I have given you a very brief tour around studio.  A place where I spend the majority of my time making beads, singing along to the radio and posting messages on facebook and twitter.  I should have added a few pictures of my chickens too because they are usually sunbathing in the doorway or pecking in the flower bed under the window.  My cat comes and sits out here with me as well.  I feel like Dr Doolittle!
I will finish this post with the picture my youngest son made of a chicken ......
Sarah xx

Wednesday, May 8, 2013

Emerald City!

I write blog posts about each individual bead set to help promote my lampwork beads (obviously) but also to help keep a record of the beads I have made and the inspiration behind each set of beads.  It is also great when the beads have sold because they will be immortalised within this blog.  I can peruse at my leisure and remember the beads I have made, look at how my style has improved and changed and remember the moments that led to the development of each individual bead. 
I can't really make the same set of beads again because each bead is an individual entity but I can look back when I have one of those moments when the creativity won't flow and sometimes gain inspiration from a set of beads that I have already made.  This is what happened with this set of beads.  I was sat in my shed listening to the musical "Wicked" and looking through my bead when my hand suddenly rested upon a rod of Emerald glass.  Why not try this style of beads in Emerald?
It is a gorgeous colour.  Such a deep intense green, I will definitely be using this colour again.  This style of beads is a welcome release really to the precision of making implosion beads.  I have a few more lampwork bead sets like this to share with you but now that summer is coming I can sense a change in my style .....
This bead set is available to purchase in my shop on Etsy.  If you click on a photograph a link will take you straight there.
Sarah xx

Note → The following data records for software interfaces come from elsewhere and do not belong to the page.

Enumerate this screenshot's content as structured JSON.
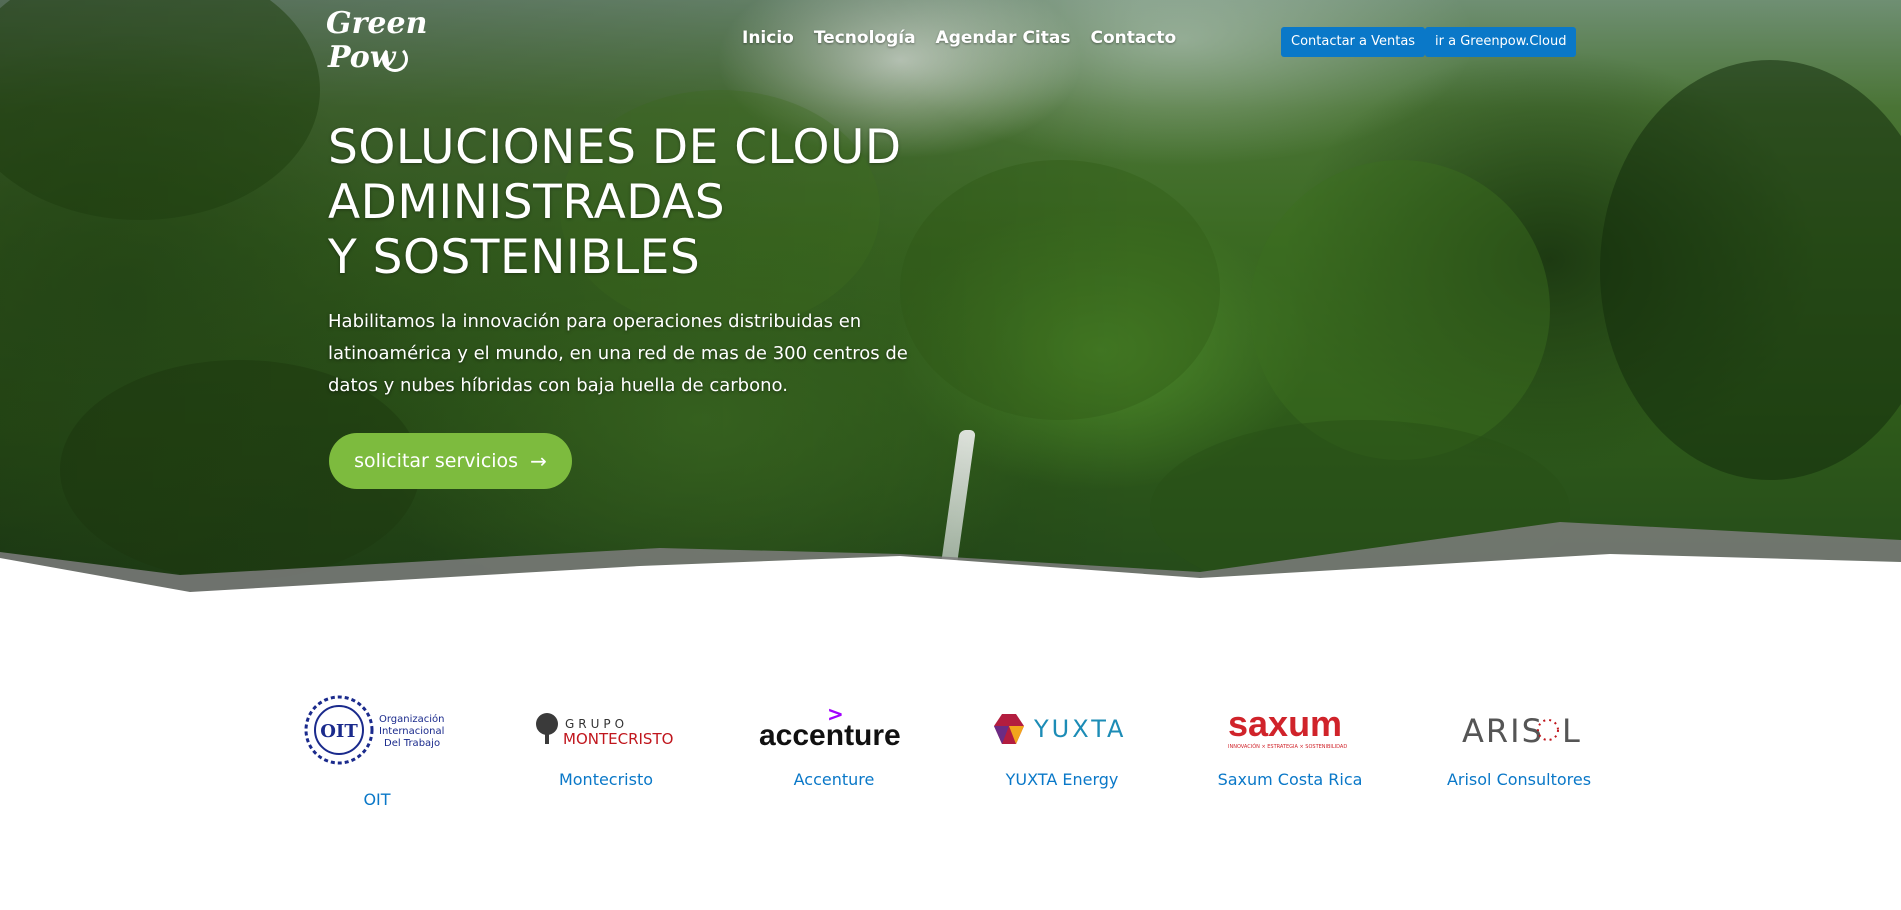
{
  "brand": {
    "logo_line1": "Green",
    "logo_line2": "Pow"
  },
  "nav": {
    "items": [
      "Inicio",
      "Tecnología",
      "Agendar Citas",
      "Contacto"
    ]
  },
  "header_buttons": {
    "sales": "Contactar a Ventas",
    "cloud": "ir a Greenpow.Cloud"
  },
  "hero": {
    "title_lines": [
      "SOLUCIONES DE CLOUD",
      "ADMINISTRADAS",
      "Y SOSTENIBLES"
    ],
    "description": "Habilitamos la innovación para operaciones distribuidas en latinoamérica y el mundo, en una red de mas de 300 centros de datos y nubes híbridas con baja huella de carbono.",
    "cta_label": "solicitar servicios",
    "cta_icon": "arrow-right-icon"
  },
  "clients": [
    {
      "name": "OIT",
      "logo_text": [
        "OIT",
        "Organización",
        "Internacional",
        "Del Trabajo"
      ]
    },
    {
      "name": "Montecristo",
      "logo_text": [
        "GRUPO",
        "MONTECRISTO"
      ]
    },
    {
      "name": "Accenture",
      "logo_text": [
        "accenture"
      ]
    },
    {
      "name": "YUXTA Energy",
      "logo_text": [
        "YUXTA"
      ]
    },
    {
      "name": "Saxum Costa Rica",
      "logo_text": [
        "saxum",
        "INNOVACIÓN × ESTRATEGIA × SOSTENIBILIDAD"
      ]
    },
    {
      "name": "Arisol Consultores",
      "logo_text": [
        "ARIS",
        "L"
      ]
    }
  ],
  "colors": {
    "accent_blue": "#0a78c8",
    "cta_green": "#7dbb3e",
    "saxum_red": "#d0232a",
    "accenture_purple": "#a100ff"
  }
}
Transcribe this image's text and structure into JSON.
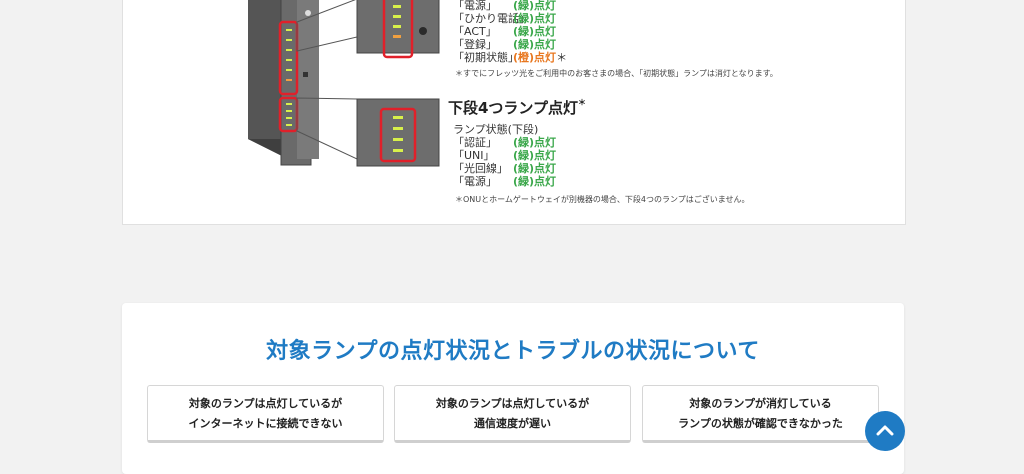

Thursday, May 2, 2013

Polymer Clay Challenge - April 2013

This month I decided to submit these beads for my polymer clay challenge.  I am always making round beads and decided that I would have a change.  I didn't realise how difficult it would be trying to get them all the same size.  I thought I would be clever and use the same amount of clay for each bead which was sensible and works for round beads.  The problem came when I tried to shape them.  On reflection I could have made my life a lot easier if I had of used a bead press but sometimes when you are overcome by creativity you don't have time to order and then wait for the postman to deliver essential items.  Still, I have learnt a lesson for next time!
So, what did I create with these beads?  Perhaps I should have written that before the photograph .... oh well!  Yes, I made a necklace.  I have been making lots of necklaces lately using my polymer clay and lampwork beads.  I used plain turquoise lampwork beads because the polymer clay beads were so brightly coloured and vibrant I needed a contrast.  I choose turquoise as an accent colour to pick up the swirls of turquoise within the polymer beads.  I separated my beads using bright pink and I mean bright PINK seed beads.  I am having my very own seed bead revolution at the moment and I have been using them for everything!  However, they are incredibly fiddly, half of them end up on the floor or up the hoover so I am not sure how long this obsession will last.

I found these metallic flowers at a bead fair and they make brilliant connector/focal beads.  I like to hang a cluster of dangles from the bottom of the necklace for a bit of interest and just because I like it when they all jingle together.

The beads were very simple to make but the effect is very striking.  I am definitely going to make some more of these for myself in lots of different colours.....but using a bead press.....

Sarah xx